Oddly, it was not knowledge of weapons or martial arts that he prioritized. It was travel. The ability to go anywhere, under a hastily assumed identity, and survive. Not just survive, but thrive. Play the role via total improvisation. Adapt to the surroundings. Live in the moment with only his wits to guide him.
Reversion meant he had five days, give or take, of cool-down time. It was physically impossible for Monique to trigger his implant again before then. Doing so would drive him insane, or worse. So after each mission came the mini-holiday, and with his rather obscene bank account balance, Caswell could literally go anywhere and do anything. That’s precisely what he did.

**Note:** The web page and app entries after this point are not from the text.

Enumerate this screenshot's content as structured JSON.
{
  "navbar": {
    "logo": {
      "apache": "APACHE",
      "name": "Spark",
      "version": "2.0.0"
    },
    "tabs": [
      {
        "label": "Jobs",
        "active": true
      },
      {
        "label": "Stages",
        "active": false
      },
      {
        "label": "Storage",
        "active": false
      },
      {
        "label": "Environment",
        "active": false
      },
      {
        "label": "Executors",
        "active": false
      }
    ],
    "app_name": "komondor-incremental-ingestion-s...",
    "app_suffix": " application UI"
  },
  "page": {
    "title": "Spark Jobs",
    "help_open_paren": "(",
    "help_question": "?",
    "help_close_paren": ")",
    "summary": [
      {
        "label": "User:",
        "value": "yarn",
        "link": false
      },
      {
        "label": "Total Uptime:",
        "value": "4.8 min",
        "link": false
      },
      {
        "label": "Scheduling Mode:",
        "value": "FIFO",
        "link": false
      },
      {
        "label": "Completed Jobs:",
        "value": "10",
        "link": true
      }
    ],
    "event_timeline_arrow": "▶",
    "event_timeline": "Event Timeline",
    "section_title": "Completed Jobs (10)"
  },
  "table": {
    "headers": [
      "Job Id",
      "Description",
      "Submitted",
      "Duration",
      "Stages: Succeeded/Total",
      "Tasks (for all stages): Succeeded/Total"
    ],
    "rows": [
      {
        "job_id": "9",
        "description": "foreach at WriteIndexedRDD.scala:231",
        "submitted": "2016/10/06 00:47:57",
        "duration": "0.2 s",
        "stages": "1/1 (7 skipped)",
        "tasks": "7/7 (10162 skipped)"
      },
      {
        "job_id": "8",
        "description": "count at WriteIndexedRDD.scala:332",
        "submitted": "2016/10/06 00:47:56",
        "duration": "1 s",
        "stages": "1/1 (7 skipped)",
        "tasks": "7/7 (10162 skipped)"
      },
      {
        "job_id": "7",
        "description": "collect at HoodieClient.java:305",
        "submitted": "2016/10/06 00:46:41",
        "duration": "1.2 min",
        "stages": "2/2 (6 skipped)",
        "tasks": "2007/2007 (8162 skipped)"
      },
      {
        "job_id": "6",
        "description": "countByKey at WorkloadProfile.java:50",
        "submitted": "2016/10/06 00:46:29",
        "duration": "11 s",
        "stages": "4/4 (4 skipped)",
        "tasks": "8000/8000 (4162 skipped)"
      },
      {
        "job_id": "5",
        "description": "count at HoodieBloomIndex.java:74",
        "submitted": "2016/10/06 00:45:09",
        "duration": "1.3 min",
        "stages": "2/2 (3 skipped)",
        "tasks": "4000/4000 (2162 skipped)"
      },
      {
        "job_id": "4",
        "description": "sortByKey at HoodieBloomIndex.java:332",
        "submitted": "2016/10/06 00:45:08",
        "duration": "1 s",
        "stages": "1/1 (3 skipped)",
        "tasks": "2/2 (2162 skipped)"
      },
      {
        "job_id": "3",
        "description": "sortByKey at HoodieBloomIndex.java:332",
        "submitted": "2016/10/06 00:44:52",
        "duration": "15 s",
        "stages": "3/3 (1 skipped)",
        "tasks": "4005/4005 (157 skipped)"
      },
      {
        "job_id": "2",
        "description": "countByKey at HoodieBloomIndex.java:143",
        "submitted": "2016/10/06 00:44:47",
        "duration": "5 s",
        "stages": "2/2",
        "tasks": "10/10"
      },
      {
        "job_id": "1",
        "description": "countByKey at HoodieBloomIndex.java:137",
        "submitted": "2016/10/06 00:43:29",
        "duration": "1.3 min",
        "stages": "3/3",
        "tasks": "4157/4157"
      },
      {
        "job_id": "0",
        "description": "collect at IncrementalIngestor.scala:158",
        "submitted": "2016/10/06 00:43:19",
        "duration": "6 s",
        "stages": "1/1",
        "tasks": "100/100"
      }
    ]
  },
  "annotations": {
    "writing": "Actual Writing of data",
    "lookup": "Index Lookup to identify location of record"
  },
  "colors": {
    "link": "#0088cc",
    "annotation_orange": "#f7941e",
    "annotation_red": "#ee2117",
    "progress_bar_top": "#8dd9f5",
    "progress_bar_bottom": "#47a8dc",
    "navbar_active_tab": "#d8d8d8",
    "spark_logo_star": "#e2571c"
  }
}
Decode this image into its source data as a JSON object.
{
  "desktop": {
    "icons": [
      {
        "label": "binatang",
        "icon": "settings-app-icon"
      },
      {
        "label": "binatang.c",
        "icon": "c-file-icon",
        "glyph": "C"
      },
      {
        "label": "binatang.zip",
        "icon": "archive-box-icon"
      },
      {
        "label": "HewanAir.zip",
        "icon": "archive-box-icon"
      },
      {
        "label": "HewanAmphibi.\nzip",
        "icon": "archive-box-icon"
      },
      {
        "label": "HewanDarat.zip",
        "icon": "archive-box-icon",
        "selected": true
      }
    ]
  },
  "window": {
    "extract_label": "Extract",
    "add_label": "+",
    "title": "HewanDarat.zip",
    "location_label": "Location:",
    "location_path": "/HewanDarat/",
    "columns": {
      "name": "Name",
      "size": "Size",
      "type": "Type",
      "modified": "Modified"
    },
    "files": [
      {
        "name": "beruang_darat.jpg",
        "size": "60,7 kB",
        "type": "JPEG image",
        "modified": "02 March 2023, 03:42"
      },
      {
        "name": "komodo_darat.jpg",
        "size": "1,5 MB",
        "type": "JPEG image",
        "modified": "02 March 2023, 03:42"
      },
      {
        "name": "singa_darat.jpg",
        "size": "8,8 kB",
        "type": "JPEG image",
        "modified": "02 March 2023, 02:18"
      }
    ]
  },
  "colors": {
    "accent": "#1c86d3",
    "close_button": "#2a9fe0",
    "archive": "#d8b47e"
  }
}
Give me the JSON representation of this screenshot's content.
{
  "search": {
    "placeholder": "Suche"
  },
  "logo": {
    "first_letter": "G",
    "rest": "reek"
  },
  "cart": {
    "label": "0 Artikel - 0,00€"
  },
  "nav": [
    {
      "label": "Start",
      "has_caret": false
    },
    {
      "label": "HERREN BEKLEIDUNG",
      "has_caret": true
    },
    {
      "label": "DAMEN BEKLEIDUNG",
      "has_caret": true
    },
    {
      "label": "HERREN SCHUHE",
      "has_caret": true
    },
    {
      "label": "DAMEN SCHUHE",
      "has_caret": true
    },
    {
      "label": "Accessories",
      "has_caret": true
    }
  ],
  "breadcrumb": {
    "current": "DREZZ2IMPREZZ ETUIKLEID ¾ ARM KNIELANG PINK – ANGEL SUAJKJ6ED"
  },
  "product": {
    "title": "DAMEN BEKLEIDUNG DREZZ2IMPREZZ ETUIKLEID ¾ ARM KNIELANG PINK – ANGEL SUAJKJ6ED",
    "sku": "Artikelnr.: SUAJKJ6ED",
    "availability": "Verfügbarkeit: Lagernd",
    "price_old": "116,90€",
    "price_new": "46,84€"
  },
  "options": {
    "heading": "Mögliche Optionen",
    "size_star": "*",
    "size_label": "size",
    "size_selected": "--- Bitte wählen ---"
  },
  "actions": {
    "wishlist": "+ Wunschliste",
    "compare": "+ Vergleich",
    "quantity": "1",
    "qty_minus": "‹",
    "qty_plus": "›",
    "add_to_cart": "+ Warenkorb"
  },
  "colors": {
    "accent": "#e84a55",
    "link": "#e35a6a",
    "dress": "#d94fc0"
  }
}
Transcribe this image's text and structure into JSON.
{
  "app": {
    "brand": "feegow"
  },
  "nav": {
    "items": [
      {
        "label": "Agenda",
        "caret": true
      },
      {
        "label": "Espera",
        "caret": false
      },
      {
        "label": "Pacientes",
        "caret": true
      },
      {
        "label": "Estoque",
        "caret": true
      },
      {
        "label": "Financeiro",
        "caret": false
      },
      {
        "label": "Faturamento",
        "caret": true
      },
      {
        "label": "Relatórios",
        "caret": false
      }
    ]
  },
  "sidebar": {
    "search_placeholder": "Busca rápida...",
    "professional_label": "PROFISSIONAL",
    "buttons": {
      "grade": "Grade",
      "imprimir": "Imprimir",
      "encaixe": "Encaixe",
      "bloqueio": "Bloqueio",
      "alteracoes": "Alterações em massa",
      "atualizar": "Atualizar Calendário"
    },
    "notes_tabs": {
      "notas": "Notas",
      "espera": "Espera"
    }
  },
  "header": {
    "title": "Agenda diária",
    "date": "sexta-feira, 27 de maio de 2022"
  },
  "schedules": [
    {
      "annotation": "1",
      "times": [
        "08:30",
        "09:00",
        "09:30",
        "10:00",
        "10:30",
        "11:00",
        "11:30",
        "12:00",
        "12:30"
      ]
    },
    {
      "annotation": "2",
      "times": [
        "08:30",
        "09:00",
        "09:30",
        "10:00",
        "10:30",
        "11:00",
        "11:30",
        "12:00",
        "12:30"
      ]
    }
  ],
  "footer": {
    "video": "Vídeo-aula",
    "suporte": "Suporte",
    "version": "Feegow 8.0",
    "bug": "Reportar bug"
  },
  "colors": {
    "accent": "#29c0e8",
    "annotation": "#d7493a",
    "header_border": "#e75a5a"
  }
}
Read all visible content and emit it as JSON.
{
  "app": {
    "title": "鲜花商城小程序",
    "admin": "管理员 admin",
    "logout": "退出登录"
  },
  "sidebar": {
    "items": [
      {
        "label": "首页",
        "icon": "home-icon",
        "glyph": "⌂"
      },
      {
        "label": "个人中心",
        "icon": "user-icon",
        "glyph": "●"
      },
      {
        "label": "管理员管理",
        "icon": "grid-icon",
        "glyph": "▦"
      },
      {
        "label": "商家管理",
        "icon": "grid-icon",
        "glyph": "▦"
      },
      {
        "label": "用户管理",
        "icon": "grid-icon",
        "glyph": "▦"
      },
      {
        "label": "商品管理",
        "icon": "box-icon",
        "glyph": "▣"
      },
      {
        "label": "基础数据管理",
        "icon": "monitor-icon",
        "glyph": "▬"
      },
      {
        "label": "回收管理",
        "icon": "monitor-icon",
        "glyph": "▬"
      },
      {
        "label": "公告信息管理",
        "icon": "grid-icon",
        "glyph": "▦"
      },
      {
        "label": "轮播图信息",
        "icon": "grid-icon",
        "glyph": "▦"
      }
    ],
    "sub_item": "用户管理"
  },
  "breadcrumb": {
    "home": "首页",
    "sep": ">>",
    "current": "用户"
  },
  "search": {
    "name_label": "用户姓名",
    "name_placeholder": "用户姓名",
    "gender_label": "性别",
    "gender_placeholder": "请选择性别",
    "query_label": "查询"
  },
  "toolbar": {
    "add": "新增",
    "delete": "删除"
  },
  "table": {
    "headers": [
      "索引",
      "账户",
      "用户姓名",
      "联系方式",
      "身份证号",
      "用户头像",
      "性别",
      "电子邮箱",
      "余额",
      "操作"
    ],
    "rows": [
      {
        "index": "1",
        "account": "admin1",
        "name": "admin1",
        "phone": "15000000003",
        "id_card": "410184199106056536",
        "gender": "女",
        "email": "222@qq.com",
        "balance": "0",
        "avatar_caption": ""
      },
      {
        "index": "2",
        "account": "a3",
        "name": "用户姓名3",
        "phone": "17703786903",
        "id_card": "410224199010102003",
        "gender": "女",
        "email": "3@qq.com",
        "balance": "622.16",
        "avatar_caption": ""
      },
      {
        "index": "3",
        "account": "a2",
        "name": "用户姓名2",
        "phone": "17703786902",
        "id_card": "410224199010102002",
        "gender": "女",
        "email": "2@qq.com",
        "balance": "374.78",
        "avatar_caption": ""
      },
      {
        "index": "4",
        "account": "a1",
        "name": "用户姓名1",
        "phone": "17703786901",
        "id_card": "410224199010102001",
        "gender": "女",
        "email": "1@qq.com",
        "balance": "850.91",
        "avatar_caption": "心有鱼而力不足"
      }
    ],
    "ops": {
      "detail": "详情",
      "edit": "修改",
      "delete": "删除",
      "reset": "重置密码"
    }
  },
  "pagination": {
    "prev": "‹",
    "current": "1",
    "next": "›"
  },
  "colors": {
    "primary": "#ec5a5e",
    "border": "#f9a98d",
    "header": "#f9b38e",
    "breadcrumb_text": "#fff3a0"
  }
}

At the bar he ate and drank and made conversation with the mark he’d chosen. One Wei-Lin from Shanghai, a factory manager on his way to a conference in Brighton. Nice enough chap with a strong accent that Peter listened to carefully.
I am Wei-Lin, a Shanghai factory manager. That would do nicely. Caswell paid his bill and said his goodbyes. “I wish you all success in Brighton,” he said to Wei-Lin, with a slight bow. The man blinked in surprise, for the voice he heard nearly matched his own.
Caswell walked across the hall, past a crowded simkit parlor, and into the nearly empty bookshop. He meandered to the travel section. In the center of the bottom shelf was a book titled 300 Thrills in 300 Pages: The Adventure Traveler’s Guide to the World’s Most Exciting Destinations. Peter Caswell thumbed to page 206, one for each kill he didn’t have weighing on his blissfully empty mind.
Jason M. Hough is the New York Times bestselling author of the Dire Earth Cycle: The Darwin Elevator, The Exodus Towers, and The Plague Forge, as well as the novella The Dire Earth. Hough was born in Illinois but grew up on the mean streets of suburban San Diego, California. In 1978, when he was six, his parents took him to see Star Wars, and so began a lifelong love of sci-fi and all things geek. He later worked for a decade in the videogame industry as a 3D artist and game designer. Today he lives in Seattle with his wife and two young sons. When not writing, Hough enjoys building LEGO spaceships with his boys and other similarly grown-up pursuits.